3) Weave Money Around Mission
Good business model design is the most difficult job of the social entrepreneur. It requires a particular type of creativity to mesh money and mission so they aren’t some uneasy compromise but a source of synergy and strength.
I like to think of a social enterprise as a fabric, woven out of mission and money. The vertical ‘warp’ is the undergirding support – the mission and reason the organization exists in the first place. The horizontal ‘weft’ is the money that’s woven through the vertical supports over time, solidifying the overall structure into a unified whole:
Social enterprises that succeed wildly don’t just figure out a way to be profitable enough to do some nice things on the side. They create positive feedback loops where more money leads to more mission and more mission to more money. This is the fabric of social entrepreneurship, and it requires a very deliberate and creative business design.
There are many ways to weave this fabric, but I’ll close with the approach I believe is most powerful: linking customer mission and social mission.
The first step here is clearly identifying how the organization can partner with customers to achieve their goals. Step two is monetizing this value creation into a revenue stream. Step three, and the real differentiator for social entrepreneurs, then shapes the partnership so that the customers’ use of the organization’s products and services simultaneously achieves some particular ecological or societal goal. This isn’t a linear process, but a gradual and ongoing iteration – a weaving – that takes place over time.

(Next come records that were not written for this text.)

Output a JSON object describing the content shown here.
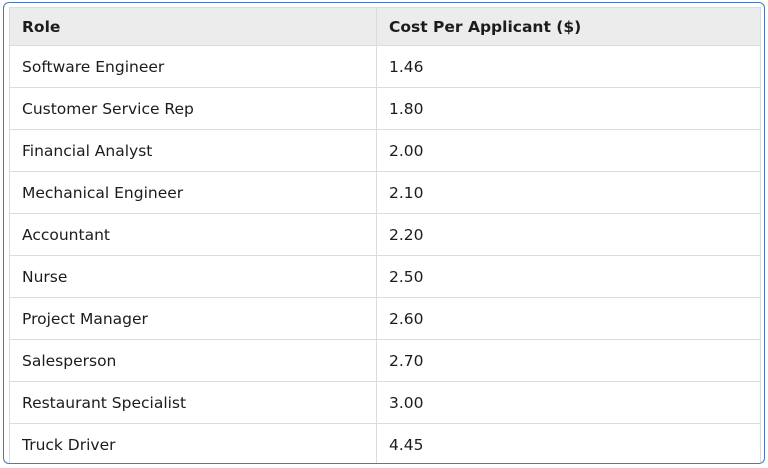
{
  "table": {
    "headers": [
      "Role",
      "Cost Per Applicant ($)"
    ],
    "rows": [
      [
        "Software Engineer",
        "1.46"
      ],
      [
        "Customer Service Rep",
        "1.80"
      ],
      [
        "Financial Analyst",
        "2.00"
      ],
      [
        "Mechanical Engineer",
        "2.10"
      ],
      [
        "Accountant",
        "2.20"
      ],
      [
        "Nurse",
        "2.50"
      ],
      [
        "Project Manager",
        "2.60"
      ],
      [
        "Salesperson",
        "2.70"
      ],
      [
        "Restaurant Specialist",
        "3.00"
      ],
      [
        "Truck Driver",
        "4.45"
      ]
    ]
  },
  "colors": {
    "frame_border": "#4a78b8",
    "header_bg": "#ececec",
    "cell_border": "#dcdcdc"
  }
}
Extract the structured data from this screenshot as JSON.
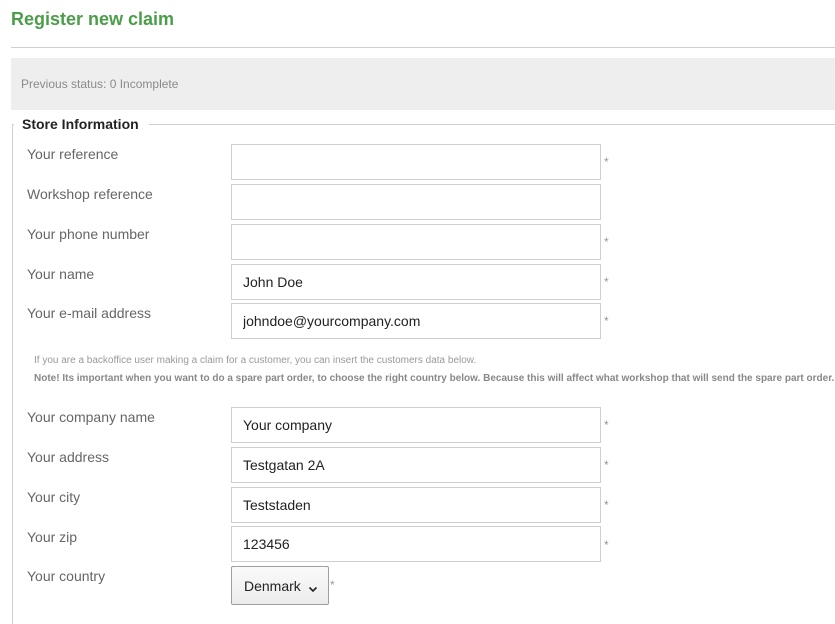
{
  "page": {
    "title": "Register new claim"
  },
  "status": {
    "text": "Previous status: 0 Incomplete"
  },
  "store_section": {
    "legend": "Store Information"
  },
  "required_mark": "*",
  "fields": {
    "your_reference": {
      "label": "Your reference",
      "value": ""
    },
    "workshop_reference": {
      "label": "Workshop reference",
      "value": ""
    },
    "phone_number": {
      "label": "Your phone number",
      "value": ""
    },
    "name": {
      "label": "Your name",
      "value": "John Doe"
    },
    "email": {
      "label": "Your e-mail address",
      "value": "johndoe@yourcompany.com"
    },
    "company_name": {
      "label": "Your company name",
      "value": "Your company"
    },
    "address": {
      "label": "Your address",
      "value": "Testgatan 2A"
    },
    "city": {
      "label": "Your city",
      "value": "Teststaden"
    },
    "zip": {
      "label": "Your zip",
      "value": "123456"
    },
    "country": {
      "label": "Your country",
      "value": "Denmark"
    }
  },
  "notes": {
    "backoffice": "If you are a backoffice user making a claim for a customer, you can insert the customers data below.",
    "country_warning": "Note! Its important when you want to do a spare part order, to choose the right country below. Because this will affect what workshop that will send the spare part order."
  },
  "icons": {
    "country_dropdown": "chevron-down-icon"
  }
}
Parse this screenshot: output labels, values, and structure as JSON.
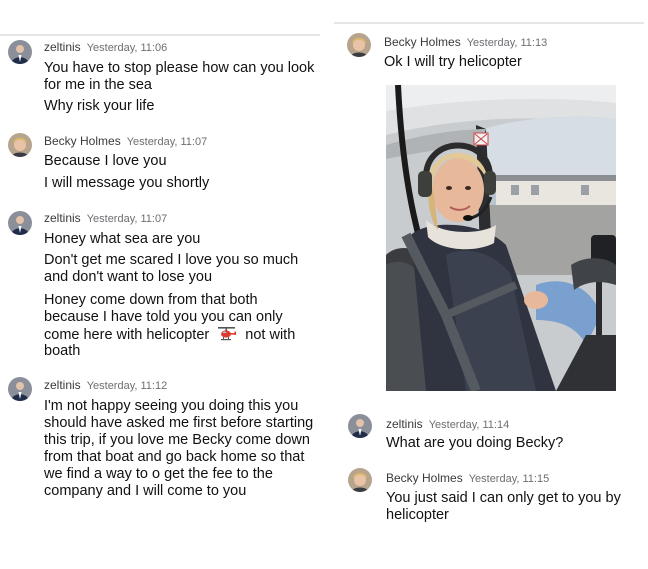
{
  "left_messages": [
    {
      "sender": "zeltinis",
      "time": "Yesterday, 11:06",
      "lines": [
        "You have to stop please how can you look",
        "for me in the sea",
        "Why risk your life"
      ]
    },
    {
      "sender": "Becky Holmes",
      "time": "Yesterday, 11:07",
      "lines": [
        "Because I love you",
        "I will message you shortly"
      ]
    },
    {
      "sender": "zeltinis",
      "time": "Yesterday, 11:07",
      "lines": [
        "Honey what sea are you",
        "Don't get me scared I love you so much",
        "and don't want to lose you",
        "Honey come down from that both",
        "because I  have told you you can only",
        "come  here with helicopter",
        "not with",
        "boath"
      ]
    },
    {
      "sender": "zeltinis",
      "time": "Yesterday, 11:12",
      "lines": [
        "I'm not happy seeing you doing this you",
        "should have asked me first before starting",
        "this trip, if you love me Becky come down",
        "from that boat and go back home so that",
        "we find a way to o get the fee to the",
        "company and I will come to you"
      ]
    }
  ],
  "right_messages": [
    {
      "sender": "Becky Holmes",
      "time": "Yesterday, 11:13",
      "lines": [
        "Ok I will try helicopter"
      ]
    },
    {
      "sender": "zeltinis",
      "time": "Yesterday, 11:14",
      "lines": [
        "What are you doing Becky?"
      ]
    },
    {
      "sender": "Becky Holmes",
      "time": "Yesterday, 11:15",
      "lines": [
        "You just said I can only get to you by",
        "helicopter"
      ]
    }
  ],
  "icons": {
    "helicopter": "helicopter-emoji",
    "avatar_zeltinis": "man-in-suit-avatar",
    "avatar_becky": "woman-avatar"
  }
}
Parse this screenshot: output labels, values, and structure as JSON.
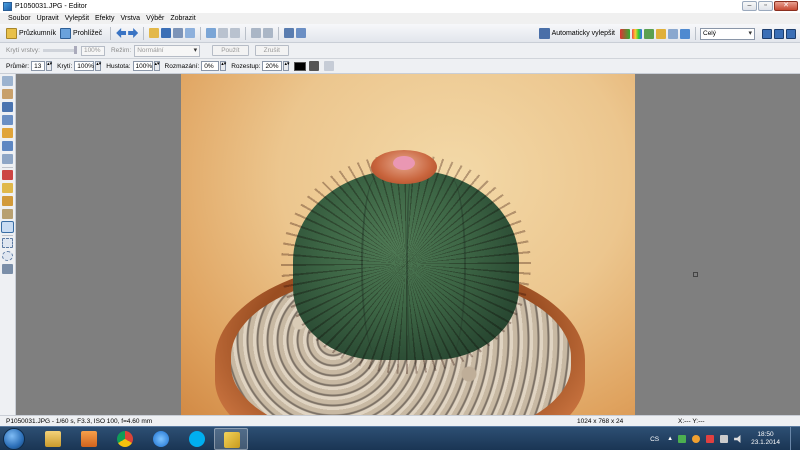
{
  "window": {
    "title": "P1050031.JPG - Editor"
  },
  "menu": [
    "Soubor",
    "Upravit",
    "Vylepšit",
    "Efekty",
    "Vrstva",
    "Výběr",
    "Zobrazit"
  ],
  "toolbar": {
    "explorer_label": "Průzkumník",
    "viewer_label": "Prohlížeč",
    "auto_enhance_label": "Automaticky vylepšit",
    "zoom_value": "Celý"
  },
  "layer_toolbar": {
    "opacity_label": "Krytí vrstvy:",
    "opacity_value": "100%",
    "mode_label": "Režim:",
    "mode_value": "Normální",
    "apply_label": "Použít",
    "cancel_label": "Zrušit"
  },
  "brush_toolbar": {
    "diameter_label": "Průměr:",
    "diameter_value": "13",
    "opacity_label": "Krytí:",
    "opacity_value": "100%",
    "density_label": "Hustota:",
    "density_value": "100%",
    "blur_label": "Rozmazání:",
    "blur_value": "0%",
    "spacing_label": "Rozestup:",
    "spacing_value": "20%"
  },
  "colors": {
    "canvas_bg": "#7f7f7f",
    "brush_color": "#000000",
    "taskbar": "#1f3d60"
  },
  "statusbar": {
    "file_info": "P1050031.JPG - 1/60 s, F3.3, ISO 100, f=4.60 mm",
    "dimensions": "1024 x 768 x 24",
    "coords": "X:---  Y:---"
  },
  "taskbar": {
    "apps": [
      "explorer-icon",
      "media-player-icon",
      "chrome-icon",
      "internet-explorer-icon",
      "skype-icon",
      "zoner-icon"
    ],
    "language": "CS",
    "time": "18:50",
    "date": "23.1.2014"
  }
}
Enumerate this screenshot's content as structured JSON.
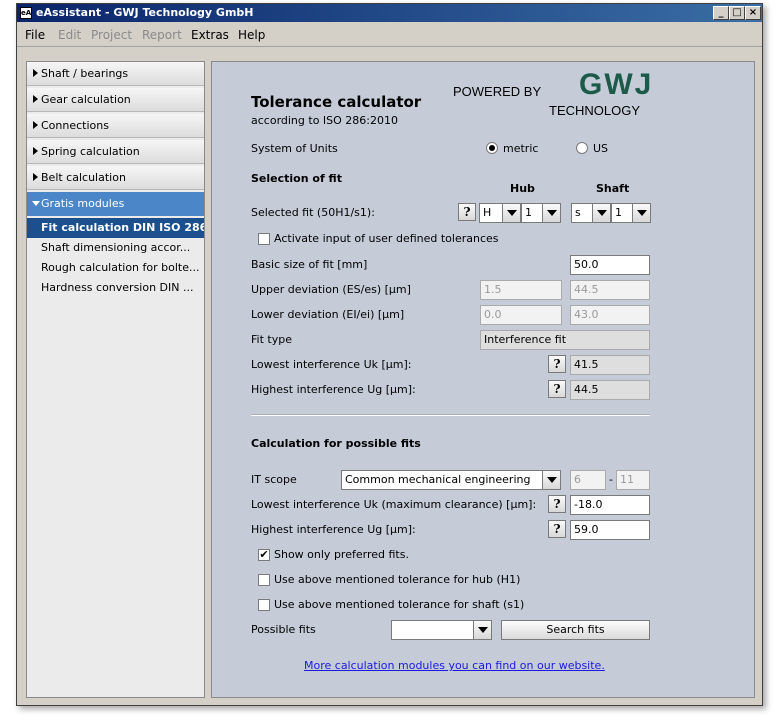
{
  "window": {
    "title": "eAssistant - GWJ Technology GmbH",
    "app_icon": "eA"
  },
  "menu": [
    "File",
    "Edit",
    "Project",
    "Report",
    "Extras",
    "Help"
  ],
  "sidebar": {
    "items": [
      "Shaft / bearings",
      "Gear calculation",
      "Connections",
      "Spring calculation",
      "Belt calculation"
    ],
    "active": "Gratis modules",
    "subitems": [
      "Fit calculation DIN ISO 286",
      "Shaft dimensioning accor...",
      "Rough calculation for bolte...",
      "Hardness conversion DIN ..."
    ]
  },
  "header": {
    "title": "Tolerance calculator",
    "subtitle": "according to ISO 286:2010",
    "powered_by": "POWERED BY",
    "logo": "GWJ",
    "logo_sub": "TECHNOLOGY"
  },
  "units": {
    "label": "System of Units",
    "metric": "metric",
    "us": "US",
    "selected": "metric"
  },
  "fit": {
    "section": "Selection of fit",
    "hub_label": "Hub",
    "shaft_label": "Shaft",
    "selected_label": "Selected fit (50H1/s1):",
    "hub_letter": "H",
    "hub_grade": "1",
    "shaft_letter": "s",
    "shaft_grade": "1",
    "user_tolerances": "Activate input of user defined tolerances",
    "basic_label": "Basic size of fit [mm]",
    "basic_value": "50.0",
    "upper_label": "Upper deviation (ES/es) [µm]",
    "upper_hub": "1.5",
    "upper_shaft": "44.5",
    "lower_label": "Lower deviation (EI/ei) [µm]",
    "lower_hub": "0.0",
    "lower_shaft": "43.0",
    "fittype_label": "Fit type",
    "fittype_value": "Interference fit",
    "uk_label": "Lowest interference Uk [µm]:",
    "uk_value": "41.5",
    "ug_label": "Highest interference Ug [µm]:",
    "ug_value": "44.5"
  },
  "possible": {
    "section": "Calculation for possible fits",
    "it_label": "IT scope",
    "it_value": "Common mechanical engineering",
    "it_from": "6",
    "it_dash": "-",
    "it_to": "11",
    "uk_label": "Lowest interference Uk (maximum clearance) [µm]:",
    "uk_value": "-18.0",
    "ug_label": "Highest interference Ug [µm]:",
    "ug_value": "59.0",
    "preferred": "Show only preferred fits.",
    "preferred_checked": true,
    "use_hub": "Use above mentioned tolerance for hub (H1)",
    "use_shaft": "Use above mentioned tolerance for shaft (s1)",
    "possible_label": "Possible fits",
    "search_button": "Search fits",
    "website_link": "More calculation modules you can find on our website."
  },
  "colors": {
    "title_start": "#0a246a",
    "title_end": "#3a6ea5",
    "sidebar_active": "#4a86c8",
    "sidebar_selected": "#1c4f8d",
    "panel": "#c5ccd8",
    "logo_green": "#1c5a4a"
  }
}
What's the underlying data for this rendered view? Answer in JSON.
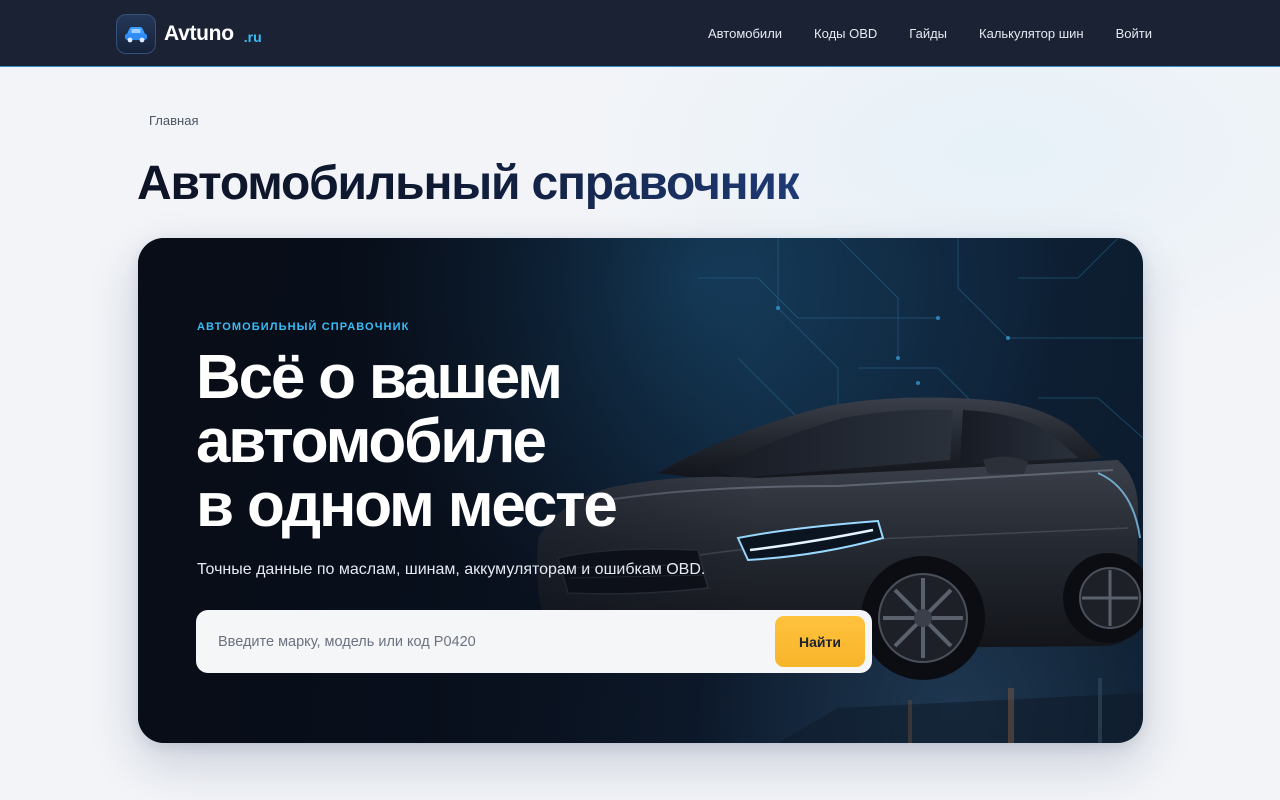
{
  "header": {
    "brand_name": "Avtuno",
    "brand_tld": ".ru",
    "nav": [
      {
        "label": "Автомобили"
      },
      {
        "label": "Коды OBD"
      },
      {
        "label": "Гайды"
      },
      {
        "label": "Калькулятор шин"
      },
      {
        "label": "Войти"
      }
    ]
  },
  "breadcrumb": {
    "home": "Главная"
  },
  "page": {
    "title": "Автомобильный справочник"
  },
  "hero": {
    "eyebrow": "АВТОМОБИЛЬНЫЙ СПРАВОЧНИК",
    "heading_lines": [
      "Всё о вашем",
      "автомобиле",
      "в одном месте"
    ],
    "subtitle": "Точные данные по маслам, шинам, аккумуляторам и ошибкам OBD.",
    "search": {
      "placeholder": "Введите марку, модель или код P0420",
      "value": "",
      "button_label": "Найти"
    }
  },
  "colors": {
    "header_bg": "#1b2233",
    "accent": "#38bdf8",
    "cta": "#fbb930",
    "hero_bg": "#0a1322"
  },
  "icons": {
    "logo": "car-icon"
  }
}
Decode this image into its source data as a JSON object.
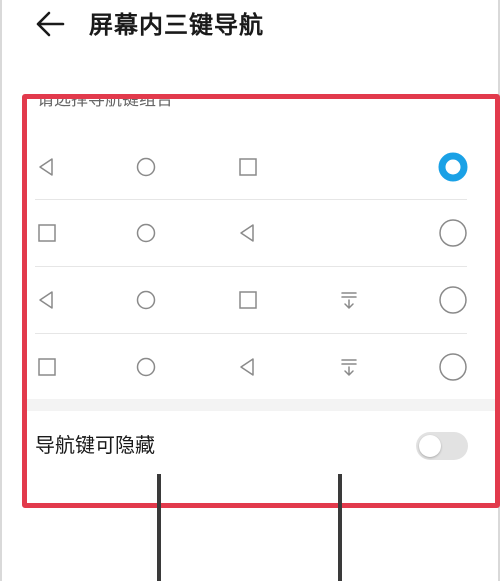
{
  "header": {
    "title": "屏幕内三键导航",
    "back_icon": "arrow-left-icon"
  },
  "nav_combo": {
    "section_label": "请选择导航键组合",
    "options": [
      {
        "keys": [
          "back-triangle-icon",
          "home-circle-icon",
          "recents-square-icon"
        ],
        "selected": true
      },
      {
        "keys": [
          "recents-square-icon",
          "home-circle-icon",
          "back-triangle-icon"
        ],
        "selected": false
      },
      {
        "keys": [
          "back-triangle-icon",
          "home-circle-icon",
          "recents-square-icon",
          "notification-pulldown-icon"
        ],
        "selected": false
      },
      {
        "keys": [
          "recents-square-icon",
          "home-circle-icon",
          "back-triangle-icon",
          "notification-pulldown-icon"
        ],
        "selected": false
      }
    ]
  },
  "hide_nav": {
    "label": "导航键可隐藏",
    "enabled": false
  },
  "colors": {
    "accent": "#1aa1e6",
    "highlight_border": "#e23a4c",
    "icon_gray": "#8a8a8a"
  }
}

It’s been several years since I’ve born the organizational pressures that come from balancing mission and money. I speak from personal experience when I say that it’s not an easy job, but it is some of the most rewarding work we can do with our lives.